◆ **To do**:
For each line of the data below, copy it if it holds the word "JSON".

◆ **Dataset rows describing interfaces**:
──────────────────────────────

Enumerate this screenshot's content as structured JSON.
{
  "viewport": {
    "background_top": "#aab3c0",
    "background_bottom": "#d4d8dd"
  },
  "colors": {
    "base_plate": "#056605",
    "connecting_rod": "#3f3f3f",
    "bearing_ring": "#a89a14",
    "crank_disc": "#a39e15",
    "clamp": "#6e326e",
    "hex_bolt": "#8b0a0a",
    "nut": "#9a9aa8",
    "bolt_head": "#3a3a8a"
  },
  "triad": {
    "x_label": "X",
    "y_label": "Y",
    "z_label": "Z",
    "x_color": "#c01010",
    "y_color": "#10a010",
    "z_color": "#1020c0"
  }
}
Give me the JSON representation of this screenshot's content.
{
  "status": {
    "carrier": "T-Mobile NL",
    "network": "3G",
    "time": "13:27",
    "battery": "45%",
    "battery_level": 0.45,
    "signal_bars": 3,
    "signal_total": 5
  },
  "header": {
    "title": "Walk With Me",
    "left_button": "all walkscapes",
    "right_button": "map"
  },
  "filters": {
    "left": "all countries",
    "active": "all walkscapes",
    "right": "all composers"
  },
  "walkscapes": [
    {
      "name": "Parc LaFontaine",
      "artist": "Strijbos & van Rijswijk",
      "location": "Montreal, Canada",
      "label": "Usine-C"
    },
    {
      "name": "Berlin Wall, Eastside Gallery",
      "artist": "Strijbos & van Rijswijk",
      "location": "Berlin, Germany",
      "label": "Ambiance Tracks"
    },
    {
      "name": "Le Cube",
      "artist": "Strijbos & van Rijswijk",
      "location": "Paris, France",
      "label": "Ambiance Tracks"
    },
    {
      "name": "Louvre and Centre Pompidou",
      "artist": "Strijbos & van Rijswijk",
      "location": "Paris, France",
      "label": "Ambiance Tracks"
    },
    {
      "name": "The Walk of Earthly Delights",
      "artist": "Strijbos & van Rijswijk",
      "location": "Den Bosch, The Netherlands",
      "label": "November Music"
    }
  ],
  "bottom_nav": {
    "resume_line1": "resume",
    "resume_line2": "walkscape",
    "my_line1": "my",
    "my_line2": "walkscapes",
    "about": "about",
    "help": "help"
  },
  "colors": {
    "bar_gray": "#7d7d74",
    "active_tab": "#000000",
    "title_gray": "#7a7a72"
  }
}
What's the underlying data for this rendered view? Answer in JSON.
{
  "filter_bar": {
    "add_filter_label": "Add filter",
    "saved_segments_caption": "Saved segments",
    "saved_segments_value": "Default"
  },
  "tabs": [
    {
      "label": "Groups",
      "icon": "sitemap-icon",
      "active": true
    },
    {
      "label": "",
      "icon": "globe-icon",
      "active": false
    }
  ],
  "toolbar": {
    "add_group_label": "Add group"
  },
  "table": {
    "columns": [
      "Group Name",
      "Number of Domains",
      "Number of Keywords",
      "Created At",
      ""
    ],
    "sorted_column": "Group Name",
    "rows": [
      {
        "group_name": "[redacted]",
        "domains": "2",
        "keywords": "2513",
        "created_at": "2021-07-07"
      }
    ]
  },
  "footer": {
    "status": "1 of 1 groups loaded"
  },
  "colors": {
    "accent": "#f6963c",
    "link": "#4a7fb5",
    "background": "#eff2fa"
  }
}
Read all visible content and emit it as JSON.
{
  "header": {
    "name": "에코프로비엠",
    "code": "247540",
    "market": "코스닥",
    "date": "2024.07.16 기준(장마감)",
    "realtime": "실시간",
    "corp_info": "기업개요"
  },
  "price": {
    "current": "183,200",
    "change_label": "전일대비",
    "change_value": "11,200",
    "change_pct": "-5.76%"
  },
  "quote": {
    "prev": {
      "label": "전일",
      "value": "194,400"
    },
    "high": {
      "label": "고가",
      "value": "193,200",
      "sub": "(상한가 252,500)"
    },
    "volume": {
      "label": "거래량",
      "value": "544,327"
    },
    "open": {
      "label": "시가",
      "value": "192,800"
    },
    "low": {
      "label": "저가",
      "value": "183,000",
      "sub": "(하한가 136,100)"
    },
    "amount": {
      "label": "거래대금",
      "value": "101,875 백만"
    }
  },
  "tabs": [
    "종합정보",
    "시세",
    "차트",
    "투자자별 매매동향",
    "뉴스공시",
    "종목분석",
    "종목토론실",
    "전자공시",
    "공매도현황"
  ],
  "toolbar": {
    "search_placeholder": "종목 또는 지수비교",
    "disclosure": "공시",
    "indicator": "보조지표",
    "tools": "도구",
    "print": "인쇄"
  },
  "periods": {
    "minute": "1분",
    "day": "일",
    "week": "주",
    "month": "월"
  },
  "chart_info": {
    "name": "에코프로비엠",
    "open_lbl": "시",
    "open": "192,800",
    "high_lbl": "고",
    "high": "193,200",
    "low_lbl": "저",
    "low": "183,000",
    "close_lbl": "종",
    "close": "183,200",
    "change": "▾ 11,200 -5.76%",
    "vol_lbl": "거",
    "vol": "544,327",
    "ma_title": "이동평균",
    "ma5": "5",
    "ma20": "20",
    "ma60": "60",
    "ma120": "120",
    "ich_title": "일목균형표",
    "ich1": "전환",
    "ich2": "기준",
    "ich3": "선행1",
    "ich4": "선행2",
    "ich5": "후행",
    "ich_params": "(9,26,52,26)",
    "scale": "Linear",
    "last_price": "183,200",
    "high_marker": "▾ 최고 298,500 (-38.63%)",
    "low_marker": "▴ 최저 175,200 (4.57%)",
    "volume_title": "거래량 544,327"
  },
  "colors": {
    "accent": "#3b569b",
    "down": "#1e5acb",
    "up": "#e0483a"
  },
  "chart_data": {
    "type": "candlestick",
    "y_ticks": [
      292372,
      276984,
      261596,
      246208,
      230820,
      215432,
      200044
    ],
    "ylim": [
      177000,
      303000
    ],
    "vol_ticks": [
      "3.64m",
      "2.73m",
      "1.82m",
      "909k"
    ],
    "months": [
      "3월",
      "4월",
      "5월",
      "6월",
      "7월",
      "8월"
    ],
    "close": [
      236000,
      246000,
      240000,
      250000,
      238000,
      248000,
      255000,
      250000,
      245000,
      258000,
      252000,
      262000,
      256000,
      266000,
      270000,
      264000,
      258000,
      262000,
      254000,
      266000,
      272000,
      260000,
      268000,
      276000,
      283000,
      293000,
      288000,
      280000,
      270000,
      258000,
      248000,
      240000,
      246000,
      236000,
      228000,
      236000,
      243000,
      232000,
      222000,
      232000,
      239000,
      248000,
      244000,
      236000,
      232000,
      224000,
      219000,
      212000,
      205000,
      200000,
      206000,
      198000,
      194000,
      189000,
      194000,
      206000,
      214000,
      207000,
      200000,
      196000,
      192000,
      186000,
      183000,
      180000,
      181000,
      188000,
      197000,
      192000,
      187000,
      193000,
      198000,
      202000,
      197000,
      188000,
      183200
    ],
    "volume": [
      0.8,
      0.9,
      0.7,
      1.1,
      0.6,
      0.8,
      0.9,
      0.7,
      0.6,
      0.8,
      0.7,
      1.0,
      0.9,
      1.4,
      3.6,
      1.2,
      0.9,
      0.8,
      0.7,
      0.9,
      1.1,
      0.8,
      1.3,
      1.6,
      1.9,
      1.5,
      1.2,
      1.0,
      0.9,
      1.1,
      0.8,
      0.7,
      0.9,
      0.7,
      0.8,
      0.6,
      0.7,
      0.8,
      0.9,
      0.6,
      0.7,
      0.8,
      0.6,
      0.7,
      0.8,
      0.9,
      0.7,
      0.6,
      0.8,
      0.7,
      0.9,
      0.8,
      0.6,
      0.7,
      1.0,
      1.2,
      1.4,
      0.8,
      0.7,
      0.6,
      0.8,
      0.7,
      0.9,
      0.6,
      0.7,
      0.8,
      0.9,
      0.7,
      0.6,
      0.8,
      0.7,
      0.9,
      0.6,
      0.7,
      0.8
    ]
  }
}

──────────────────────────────

◆ **Output of the exercise**:
Enumerate this screenshot's content as structured JSON.
Give me the JSON representation of this screenshot's content.
What's the underlying data for this rendered view? Answer in JSON.
Read all visible content and emit it as JSON.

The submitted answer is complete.